[Website and app data records]
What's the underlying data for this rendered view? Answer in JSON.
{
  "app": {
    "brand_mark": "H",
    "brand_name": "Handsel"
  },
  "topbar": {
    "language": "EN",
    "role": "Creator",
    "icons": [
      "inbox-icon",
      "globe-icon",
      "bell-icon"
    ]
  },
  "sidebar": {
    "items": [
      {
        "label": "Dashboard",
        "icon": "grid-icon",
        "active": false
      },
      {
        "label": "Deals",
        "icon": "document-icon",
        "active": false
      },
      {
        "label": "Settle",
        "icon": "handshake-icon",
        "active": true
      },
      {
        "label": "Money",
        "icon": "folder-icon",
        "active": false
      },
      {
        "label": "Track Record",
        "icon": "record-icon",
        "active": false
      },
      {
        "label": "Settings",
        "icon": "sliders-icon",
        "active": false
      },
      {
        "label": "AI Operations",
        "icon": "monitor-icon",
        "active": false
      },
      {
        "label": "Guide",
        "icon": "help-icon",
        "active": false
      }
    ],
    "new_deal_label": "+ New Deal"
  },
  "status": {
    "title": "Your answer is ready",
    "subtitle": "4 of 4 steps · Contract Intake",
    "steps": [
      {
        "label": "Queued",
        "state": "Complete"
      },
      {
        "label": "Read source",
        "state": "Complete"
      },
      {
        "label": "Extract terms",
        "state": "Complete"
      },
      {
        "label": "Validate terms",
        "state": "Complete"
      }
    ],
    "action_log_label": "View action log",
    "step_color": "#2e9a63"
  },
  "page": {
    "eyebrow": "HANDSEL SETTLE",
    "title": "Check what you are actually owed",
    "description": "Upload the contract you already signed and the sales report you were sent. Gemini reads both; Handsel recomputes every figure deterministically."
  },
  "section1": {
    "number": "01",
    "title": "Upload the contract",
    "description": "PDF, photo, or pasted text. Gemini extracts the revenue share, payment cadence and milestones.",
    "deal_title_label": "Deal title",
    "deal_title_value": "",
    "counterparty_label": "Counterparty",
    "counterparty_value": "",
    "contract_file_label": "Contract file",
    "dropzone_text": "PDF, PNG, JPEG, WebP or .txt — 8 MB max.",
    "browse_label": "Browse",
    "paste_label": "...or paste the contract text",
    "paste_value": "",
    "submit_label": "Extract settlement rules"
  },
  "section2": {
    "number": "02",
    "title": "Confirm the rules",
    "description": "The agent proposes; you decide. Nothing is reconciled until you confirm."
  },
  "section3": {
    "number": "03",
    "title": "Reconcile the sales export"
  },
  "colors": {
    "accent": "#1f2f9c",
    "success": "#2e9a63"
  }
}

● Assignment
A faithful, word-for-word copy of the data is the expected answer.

● Problem solution
What's the underlying data for this rendered view? Answer in JSON.
{
  "app": {
    "brand_mark": "H",
    "brand_name": "Handsel"
  },
  "topbar": {
    "language": "EN",
    "role": "Creator",
    "icons": [
      "inbox-icon",
      "globe-icon",
      "bell-icon"
    ]
  },
  "sidebar": {
    "items": [
      {
        "label": "Dashboard",
        "icon": "grid-icon",
        "active": false
      },
      {
        "label": "Deals",
        "icon": "document-icon",
        "active": false
      },
      {
        "label": "Settle",
        "icon": "handshake-icon",
        "active": true
      },
      {
        "label": "Money",
        "icon": "folder-icon",
        "active": false
      },
      {
        "label": "Track Record",
        "icon": "record-icon",
        "active": false
      },
      {
        "label": "Settings",
        "icon": "sliders-icon",
        "active": false
      },
      {
        "label": "AI Operations",
        "icon": "monitor-icon",
        "active": false
      },
      {
        "label": "Guide",
        "icon": "help-icon",
        "active": false
      }
    ],
    "new_deal_label": "+ New Deal"
  },
  "status": {
    "title": "Your answer is ready",
    "subtitle": "4 of 4 steps · Contract Intake",
    "steps": [
      {
        "label": "Queued",
        "state": "Complete"
      },
      {
        "label": "Read source",
        "state": "Complete"
      },
      {
        "label": "Extract terms",
        "state": "Complete"
      },
      {
        "label": "Validate terms",
        "state": "Complete"
      }
    ],
    "action_log_label": "View action log",
    "step_color": "#2e9a63"
  },
  "page": {
    "eyebrow": "HANDSEL SETTLE",
    "title": "Check what you are actually owed",
    "description": "Upload the contract you already signed and the sales report you were sent. Gemini reads both; Handsel recomputes every figure deterministically."
  },
  "section1": {
    "number": "01",
    "title": "Upload the contract",
    "description": "PDF, photo, or pasted text. Gemini extracts the revenue share, payment cadence and milestones.",
    "deal_title_label": "Deal title",
    "deal_title_value": "",
    "counterparty_label": "Counterparty",
    "counterparty_value": "",
    "contract_file_label": "Contract file",
    "dropzone_text": "PDF, PNG, JPEG, WebP or .txt — 8 MB max.",
    "browse_label": "Browse",
    "paste_label": "...or paste the contract text",
    "paste_value": "",
    "submit_label": "Extract settlement rules"
  },
  "section2": {
    "number": "02",
    "title": "Confirm the rules",
    "description": "The agent proposes; you decide. Nothing is reconciled until you confirm."
  },
  "section3": {
    "number": "03",
    "title": "Reconcile the sales export"
  },
  "colors": {
    "accent": "#1f2f9c",
    "success": "#2e9a63"
  }
}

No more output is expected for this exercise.